Being left out of school creates a long lasting impact. When children with disabilities don’t attend school, they are more likely to live in poverty as an adult.
Despite not having the opportunity to gain an education, Orsula learned how to sew and works as a tailor to contribute to her family’s income.
“Even though I have a disability, I work as a tailor. I love sewing. I do this to earn some money for my children’s food.”
But like many people with disabilities, she often earns less for her work.
“Some people are kind, they give me $5 when I fix their clothes, but some are not. They give me just $1 or 50 cents. I feel sad when they do that. I can’t force them to give me higher pay.”
However, Orsula’s most significant barrier was caused by negative attitudes of health care providers.
“It happened with my first-born child. They [midwives] were just shocked when they saw me, and spoke to each other saying that I won’t be able to give birth naturally; they said it will be hard for me to push with my condition and I can’t take a big breath.”
Many didn’t believe that she was capable of delivering her children naturally, and even worse, some said she shouldn’t have children at all.

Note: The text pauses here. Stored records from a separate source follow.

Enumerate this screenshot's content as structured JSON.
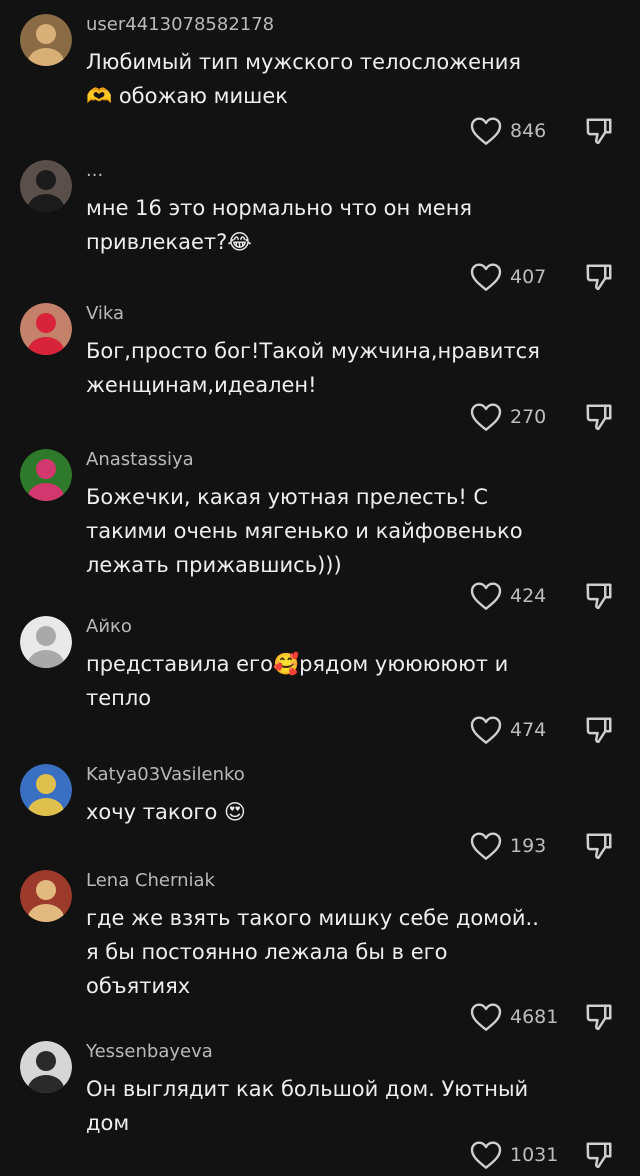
{
  "comments": [
    {
      "username": "user4413078582178",
      "text": "Любимый тип мужского телосложения\n🫶 обожаю мишек",
      "likes": "846",
      "avatar": {
        "bg": "#8a6b45",
        "fg": "#d8b077",
        "icon": "cat-avatar"
      }
    },
    {
      "username": "...",
      "text": "мне 16 это нормально что он меня\nпривлекает?😂",
      "likes": "407",
      "avatar": {
        "bg": "#5b4f4c",
        "fg": "#1c1c1c",
        "icon": "people-photo-avatar"
      }
    },
    {
      "username": "Vika",
      "text": "Бог,просто бог!Такой мужчина,нравится\nженщинам,идеален!",
      "likes": "270",
      "avatar": {
        "bg": "#c4826a",
        "fg": "#d8233a",
        "icon": "girl-photo-avatar"
      }
    },
    {
      "username": "Anastassiya",
      "text": "Божечки, какая уютная прелесть! С\nтакими очень мягенько и кайфовенько\nлежать прижавшись)))",
      "likes": "424",
      "avatar": {
        "bg": "#2f7a2a",
        "fg": "#d2386e",
        "icon": "flower-avatar"
      }
    },
    {
      "username": "Айко",
      "text": "представила его🥰рядом уююююют и\nтепло",
      "likes": "474",
      "avatar": {
        "bg": "#e9e9e9",
        "fg": "#a9a9a9",
        "icon": "drawing-avatar"
      }
    },
    {
      "username": "Katya03Vasilenko",
      "text": "хочу такого 😍",
      "likes": "193",
      "avatar": {
        "bg": "#3a6fc2",
        "fg": "#e0c04d",
        "icon": "girl-photo-avatar"
      }
    },
    {
      "username": "Lena Cherniak",
      "text": "где же взять такого мишку себе домой..\nя бы постоянно лежала бы в его\nобъятиях",
      "likes": "4681",
      "avatar": {
        "bg": "#9c3a2b",
        "fg": "#e2b97e",
        "icon": "woman-mask-avatar"
      }
    },
    {
      "username": "Yessenbayeva",
      "text": "Он выглядит как большой дом. Уютный\nдом",
      "likes": "1031",
      "avatar": {
        "bg": "#d6d6d6",
        "fg": "#2a2a2a",
        "icon": "woman-photo-avatar"
      }
    }
  ]
}
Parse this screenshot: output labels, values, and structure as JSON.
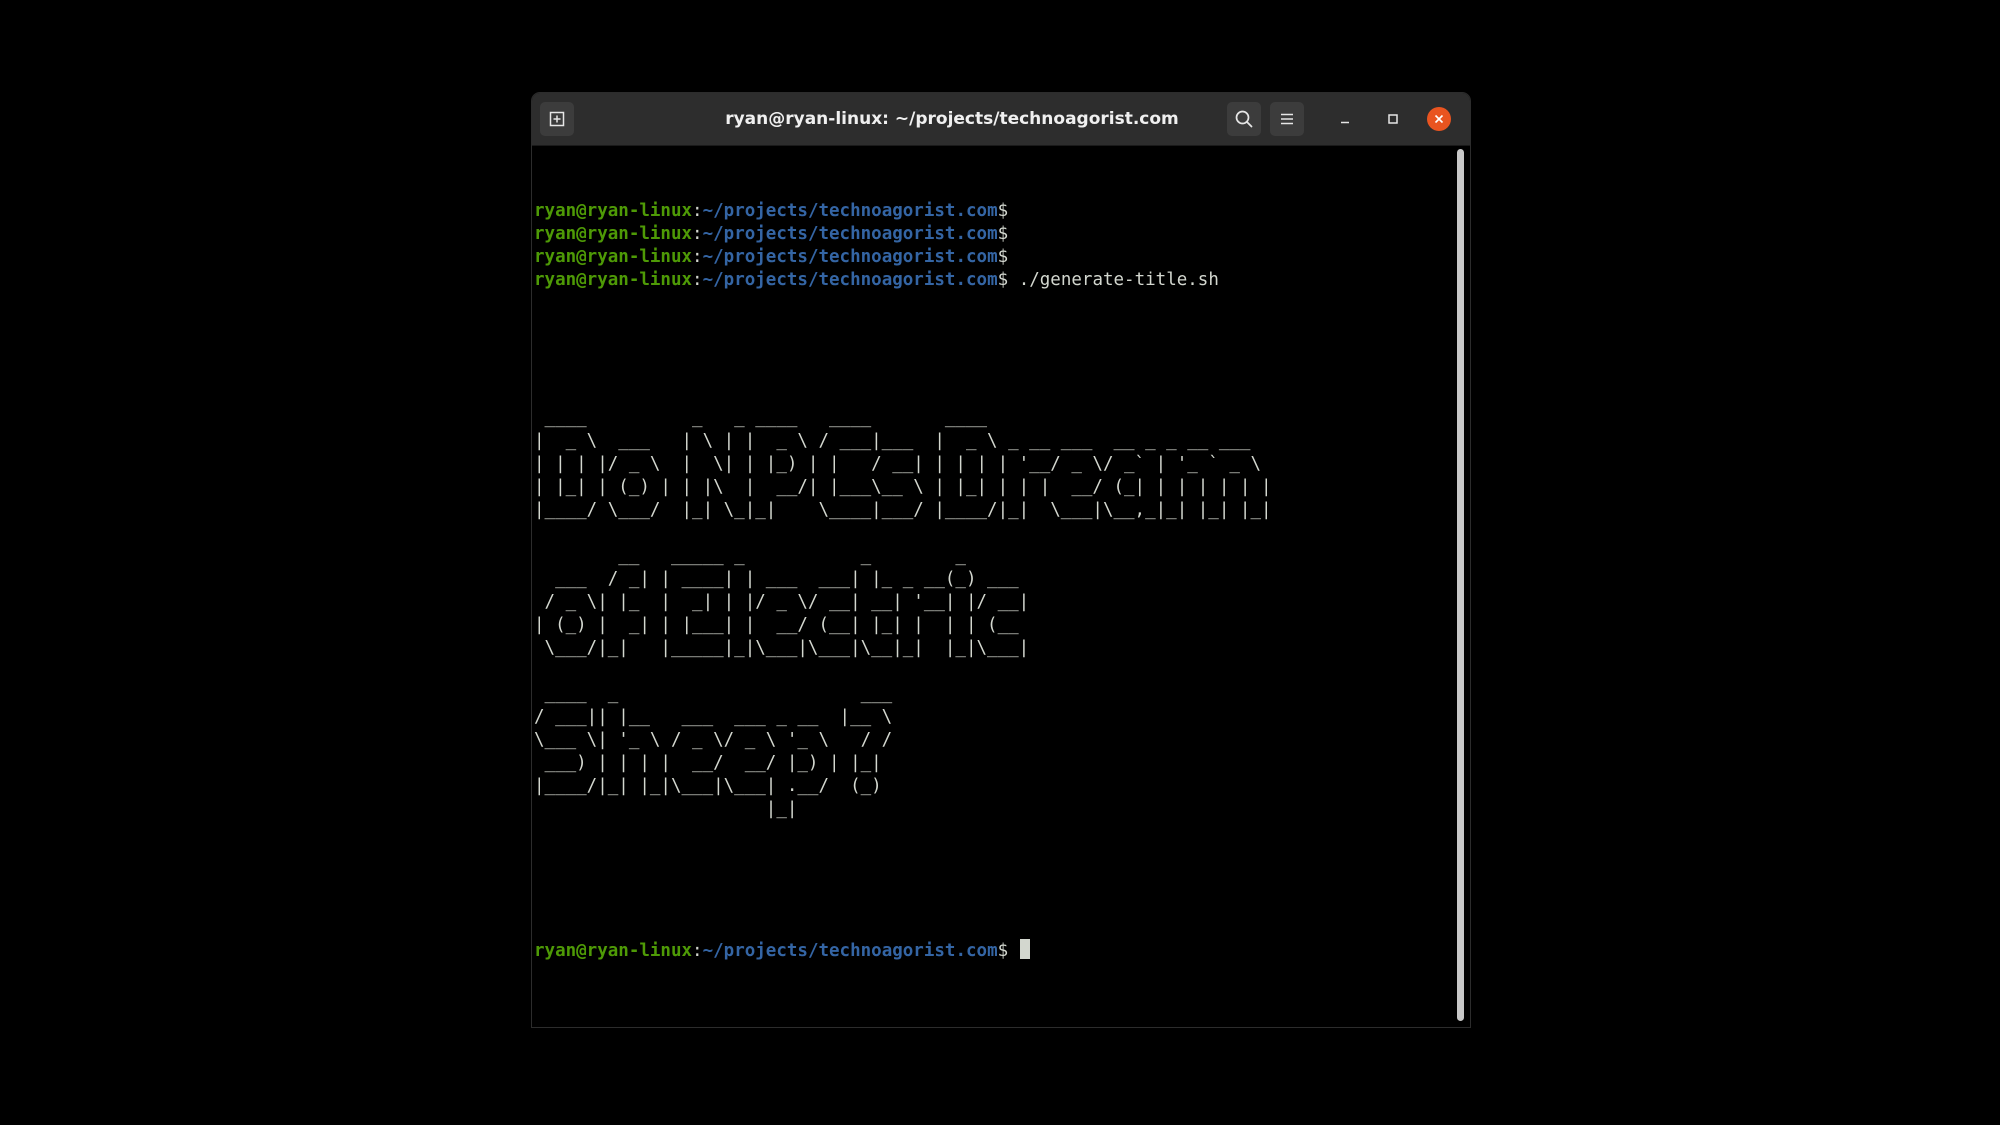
{
  "window": {
    "title": "ryan@ryan-linux: ~/projects/technoagorist.com"
  },
  "prompt": {
    "user_host": "ryan@ryan-linux",
    "colon": ":",
    "path": "~/projects/technoagorist.com",
    "dollar": "$"
  },
  "terminal": {
    "command": " ./generate-title.sh",
    "ascii_art": [
      " ____          _   _ ____   ____       ____\n|  _ \\  ___   | \\ | |  _ \\ / ___|___  |  _ \\ _ __ ___  __ _ _ __ ___\n| | | |/ _ \\  |  \\| | |_) | |   / __| | | | | '__/ _ \\/ _` | '_ ` _ \\\n| |_| | (_) | | |\\  |  __/| |___\\__ \\ | |_| | | |  __/ (_| | | | | | |\n|____/ \\___/  |_| \\_|_|    \\____|___/ |____/|_|  \\___|\\__,_|_| |_| |_|",
      "        __   _____ _           _        _\n  ___  / _| | ____| | ___  ___| |_ _ __(_) ___\n / _ \\| |_  |  _| | |/ _ \\/ __| __| '__| |/ __|\n| (_) |  _| | |___| |  __/ (__| |_| |  | | (__\n \\___/|_|   |_____|_|\\___|\\___|\\__|_|  |_|\\___|",
      " ____  _                       ___\n/ ___|| |__   ___  ___ _ __  |__ \\\n\\___ \\| '_ \\ / _ \\/ _ \\ '_ \\   / /\n ___) | | | |  __/  __/ |_) | |_|\n|____/|_| |_|\\___|\\___| .__/  (_)\n                      |_|"
    ]
  },
  "icons": {
    "new_tab": "new-tab-icon",
    "search": "search-icon",
    "menu": "hamburger-menu-icon",
    "minimize": "minimize-icon",
    "maximize": "maximize-icon",
    "close": "close-icon"
  },
  "colors": {
    "prompt_user": "#4e9a06",
    "prompt_path": "#3465a4",
    "text": "#d3d7cf",
    "background": "#000000",
    "close_button": "#e95420",
    "titlebar": "#2d2d2d"
  }
}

“My third and fourth children were only one year apart. Because they were exactly a year apart, they [nurses and midwives] were shocked and start verbally abusing me by saying “why does she want to have children all the time while she has this condition”. It hurt me when they said that.”
“They didn’t know what I am capable of. I am strong.”
While there are many barriers, we can work together to help break them down. One powerful way to do that relates to this year’s International Day of People with Disability theme: Achieving 17 goals for the future we want.
The theme is in recognition of the Sustainable Development Goals, commonly known as the Global Goals
, which were adopted by world leaders in September 2015. These 17 goals aspire to pave the way to a world in 2030 where poverty is a thing of the past and no one is left behind.
Including people with disabilities in all 17 goals – goals such as health care, education and employment – will bring us closer to achieving the future we want. A future where barriers no longer stop people with disabilities from achieving their full potential.
For Orsula, her vision for the future is a world where negative attitudes are changed so that no women with disabilities will have to face the same discrimination and treatment that she faced when having children.
“If I were to have another baby then I hope that it is more accessible for people with disability. I hope the nurse will be more understandable and patient with us people with disability. I hope they change their attitudes towards people with disability.”
We all have a role to play in making a fairer, more inclusive, and ultimately, barrier free world a reality for everyone. What will your role be?
Image: working together to break down barriers © CBM Australia